The bill is now in the hands of the Missouri House, where Speaker Tim Jones has indicated that he and other House leaders don’t like the drastic cuts.
There’s a fierce battle raging behind the walls of the Capitol building in Jefferson City; it’s over whether to expand Medicaid in Missouri. Governor Jay Nixon supports the expansion, and is pushing it as “fundamentally a business decision.” He’s gaining ground in some traditionally conservative areas, but the issue is mired in politics.
For more than a year, Secretary Kathleen Sebelius and others at the U.S. Department of Health and Human Services have been courting states to take part in setting up and running a health insurance exchange. But Missouri, home of an enthusiastic governor and opposing legislature, keeps sending mixed messages. Now, with Friday’s deadline looming for states to commit to joining the feds in setting up an exchange, it appears as though HHS will be flying solo in the Show-Me state.
From Left to Right: Independence Chamber of Commerce President Franklin “Kim” Kimbrough, Research Medical Center COO Matt Sogard, Independence Chamber of Commerce Chairman Stan Shurmantine, Missouri Governor Jay Nixon, Lee’s Summit Chamber of Commerce Vice President Mark Dickey, Lee’s Summit Chamber of Commerce Government Relations Committee Co-Chair Ken Stremming
Missouri Governor Jay Nixon is continuing his push to expand the state’s Medicaid program, an optional provision for states under the federal health law. The governor rallied some key allies near Kansas City Thursday afternoon but also pointed to some rather unlikely ones.
A group of advocates for Medicaid expansion delivered 1,500 letters to the head of one of the House subcommittees working on Missouri’s budget for next year.
John Bennett is a retired Disciples of Christ minister from Jefferson City. He gave the letters to Republican Sue Allen, who chairs the House Appropriations Committee on Health, Mental Health, and Social Services.
Missouri Governor Jay Nixon pitched a nearly $26 billion budget to the state of Missouri during Monday’s State of the State Address. It includes spending increases for K-12 schools, higher education, and the proposed Medicaid expansion he’s been calling for since late November.

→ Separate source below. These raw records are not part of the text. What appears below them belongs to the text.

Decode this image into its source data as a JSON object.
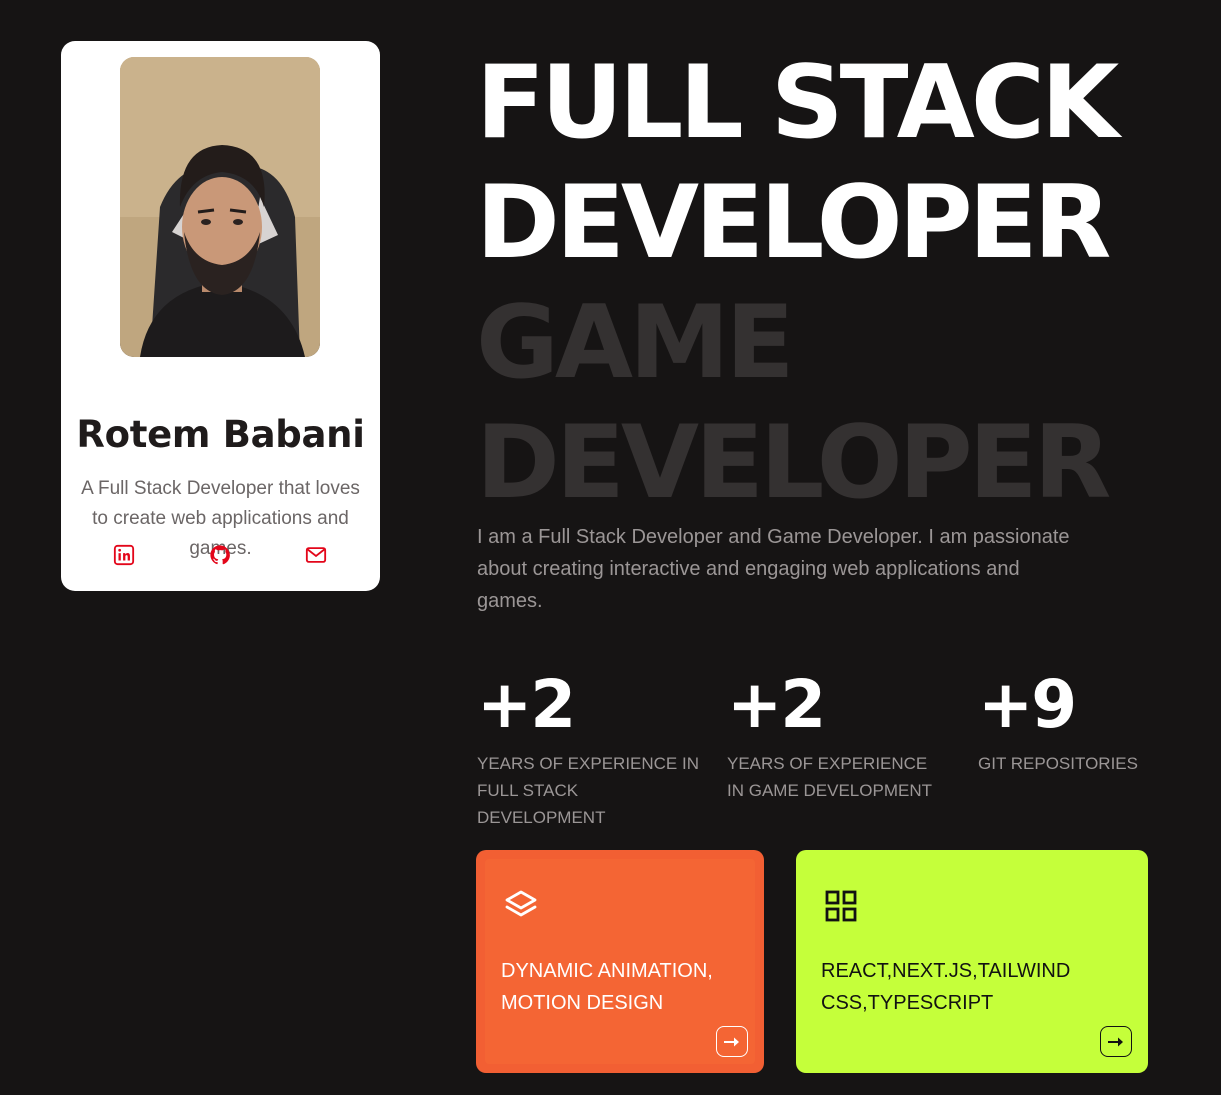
{
  "profile": {
    "name": "Rotem Babani",
    "bio": "A Full Stack Developer that loves to create web applications and games.",
    "socials": [
      {
        "icon": "linkedin-icon",
        "color": "#e3061a"
      },
      {
        "icon": "github-icon",
        "color": "#e3061a"
      },
      {
        "icon": "mail-icon",
        "color": "#e3061a"
      }
    ]
  },
  "hero": {
    "lines": [
      {
        "text": "FULL STACK",
        "tone": "light"
      },
      {
        "text": "DEVELOPER",
        "tone": "light"
      },
      {
        "text": "GAME",
        "tone": "dim"
      },
      {
        "text": "DEVELOPER",
        "tone": "dim"
      }
    ],
    "intro": "I am a Full Stack Developer and Game Developer. I am passionate about creating interactive and engaging web applications and games."
  },
  "stats": [
    {
      "value": "+2",
      "label": "YEARS OF EXPERIENCE IN FULL STACK DEVELOPMENT"
    },
    {
      "value": "+2",
      "label": "YEARS OF EXPERIENCE IN GAME DEVELOPMENT"
    },
    {
      "value": "+9",
      "label": "GIT REPOSITORIES"
    }
  ],
  "cards": [
    {
      "icon": "layers-icon",
      "title": "DYNAMIC ANIMATION, MOTION DESIGN",
      "color": "#f25f33"
    },
    {
      "icon": "grid-icon",
      "title": "REACT,NEXT.JS,TAILWIND CSS,TYPESCRIPT",
      "color": "#c5ff3a"
    }
  ],
  "colors": {
    "background": "#161414",
    "accent_red": "#e3061a",
    "orange": "#f25f33",
    "lime": "#c5ff3a"
  }
}
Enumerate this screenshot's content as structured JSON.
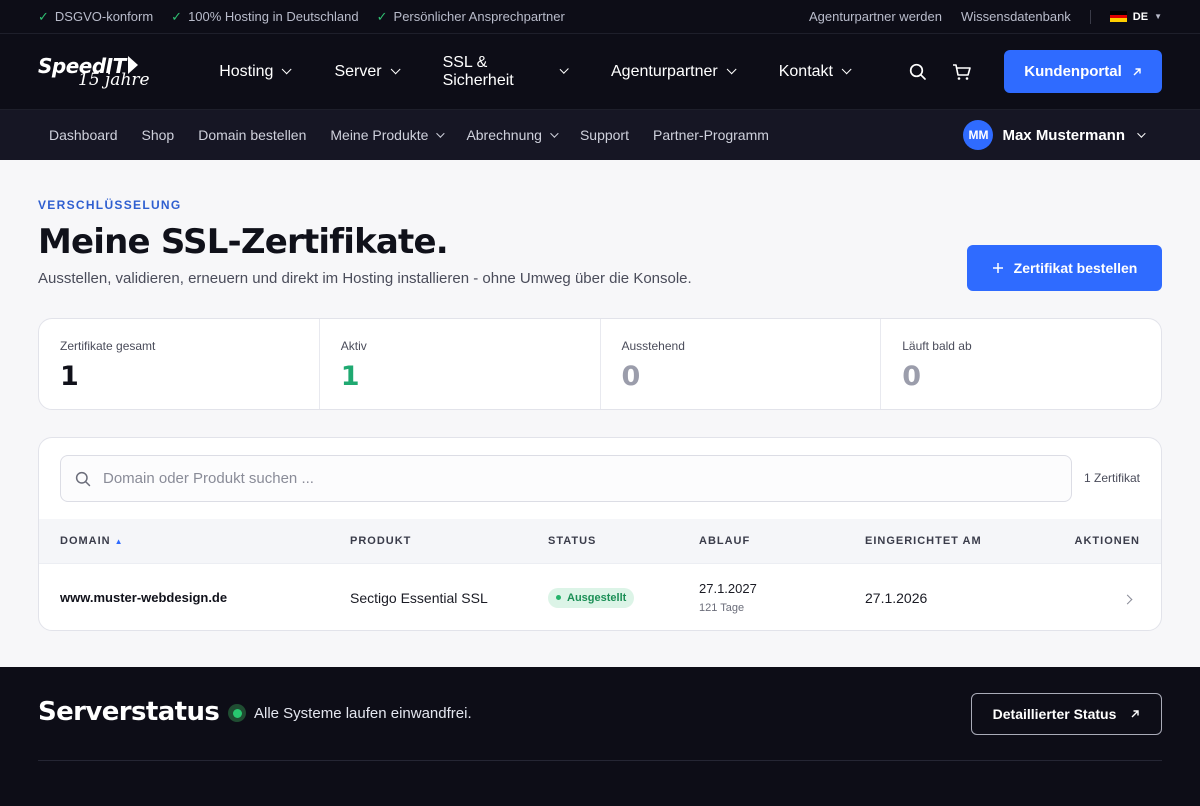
{
  "topbar": {
    "trust": [
      "DSGVO-konform",
      "100% Hosting in Deutschland",
      "Persönlicher Ansprechpartner"
    ],
    "links": [
      "Agenturpartner werden",
      "Wissensdatenbank"
    ],
    "language": "DE"
  },
  "header": {
    "logo_brand": "SpeedIT",
    "logo_sub": "15 jahre",
    "nav": [
      "Hosting",
      "Server",
      "SSL & Sicherheit",
      "Agenturpartner",
      "Kontakt"
    ],
    "portal_label": "Kundenportal"
  },
  "subnav": {
    "items": [
      {
        "label": "Dashboard",
        "dropdown": false
      },
      {
        "label": "Shop",
        "dropdown": false
      },
      {
        "label": "Domain bestellen",
        "dropdown": false
      },
      {
        "label": "Meine Produkte",
        "dropdown": true
      },
      {
        "label": "Abrechnung",
        "dropdown": true
      },
      {
        "label": "Support",
        "dropdown": false
      },
      {
        "label": "Partner-Programm",
        "dropdown": false
      }
    ],
    "user_initials": "MM",
    "user_name": "Max Mustermann"
  },
  "page": {
    "eyebrow": "VERSCHLÜSSELUNG",
    "title": "Meine SSL-Zertifikate.",
    "subtitle": "Ausstellen, validieren, erneuern und direkt im Hosting installieren - ohne Umweg über die Konsole.",
    "order_button": "Zertifikat bestellen"
  },
  "stats": [
    {
      "label": "Zertifikate gesamt",
      "value": "1",
      "color": "#10111a"
    },
    {
      "label": "Aktiv",
      "value": "1",
      "color": "#1fa971"
    },
    {
      "label": "Ausstehend",
      "value": "0",
      "color": "#9b9dab"
    },
    {
      "label": "Läuft bald ab",
      "value": "0",
      "color": "#9b9dab"
    }
  ],
  "table": {
    "search_placeholder": "Domain oder Produkt suchen ...",
    "count": "1 Zertifikat",
    "columns": [
      "DOMAIN",
      "PRODUKT",
      "STATUS",
      "ABLAUF",
      "EINGERICHTET AM",
      "AKTIONEN"
    ],
    "sort_indicator": "▲",
    "rows": [
      {
        "domain": "www.muster-webdesign.de",
        "product": "Sectigo Essential SSL",
        "status": "Ausgestellt",
        "expiry_date": "27.1.2027",
        "expiry_days": "121 Tage",
        "created": "27.1.2026"
      }
    ]
  },
  "footer": {
    "title": "Serverstatus",
    "status_text": "Alle Systeme laufen einwandfrei.",
    "detail_button": "Detaillierter Status"
  },
  "colors": {
    "accent": "#2f6bff",
    "success": "#1fa971",
    "dark_bg": "#0d0d17"
  }
}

Missouri Governor Jay Nixon will lay out his priorities Monday night when he delivers his annual State of the State Address before the General Assembly. Lawmakers are hoping that the governor will address areas specific to their constituents’ needs.

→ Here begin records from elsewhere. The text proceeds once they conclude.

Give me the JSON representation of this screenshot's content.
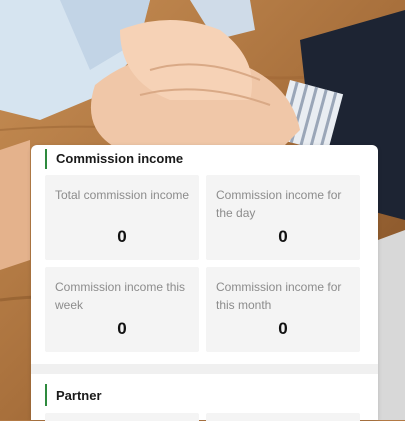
{
  "commission": {
    "title": "Commission income",
    "tiles": [
      {
        "label": "Total commission income",
        "value": "0"
      },
      {
        "label": "Commission income for the day",
        "value": "0"
      },
      {
        "label": "Commission income this week",
        "value": "0"
      },
      {
        "label": "Commission income for this month",
        "value": "0"
      }
    ]
  },
  "partner": {
    "title": "Partner"
  },
  "colors": {
    "accent_bar": "#2e8a3e",
    "tile_bg": "#f4f4f4",
    "label_text": "#8c8c8c"
  },
  "background": {
    "image": "stacked-hands-photo"
  }
}
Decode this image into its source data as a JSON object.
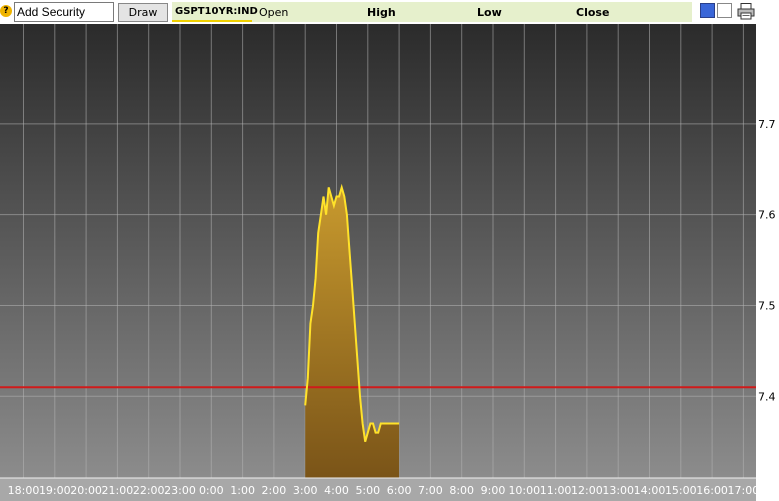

The CEO of General Motors will announce details of a major expansion at its Fairfax assembly plant in Kansas City, Kan. Missouri Governor Jay Nixon is slated address education, mental health, and Medicaid in his State of the State address this evening. City leaders in Kansas City will host several public meetings this week, aimed at strengthening arts and culture in the region.
Missouri Governor Jay Nixon’s choice to head up his Office of Administration will have to wait a bit longer before permanently taking over.
Acting Director Doug Nelson’s confirmation is being delayed in the Missouri Senate after news broke that the State Highway Patrol spent more than $5.5 million dollars on a new airplane, which has been designated for use by Governor Jay Nixon and other statewide officials.
Republican Kurt Schaefer, who sponsored Nelson’s nomination, first wants to know who made
One of the most talked-about issues so far during Missouri’s regular legislative session is whether Governor Jay Nixon has the authority to appoint a new Lt. Governor if Peter Kinder becomes the new Congressman for the state’s 8th District.
When asked by reporters Thursday, Nixon said he believes he has the authority to do so, based on precedent – in 2000, Governor Roger Wilson appointed Joe Maxwell to begin serving immediately as Lt. Governor less than two months before his elected term was set to begin.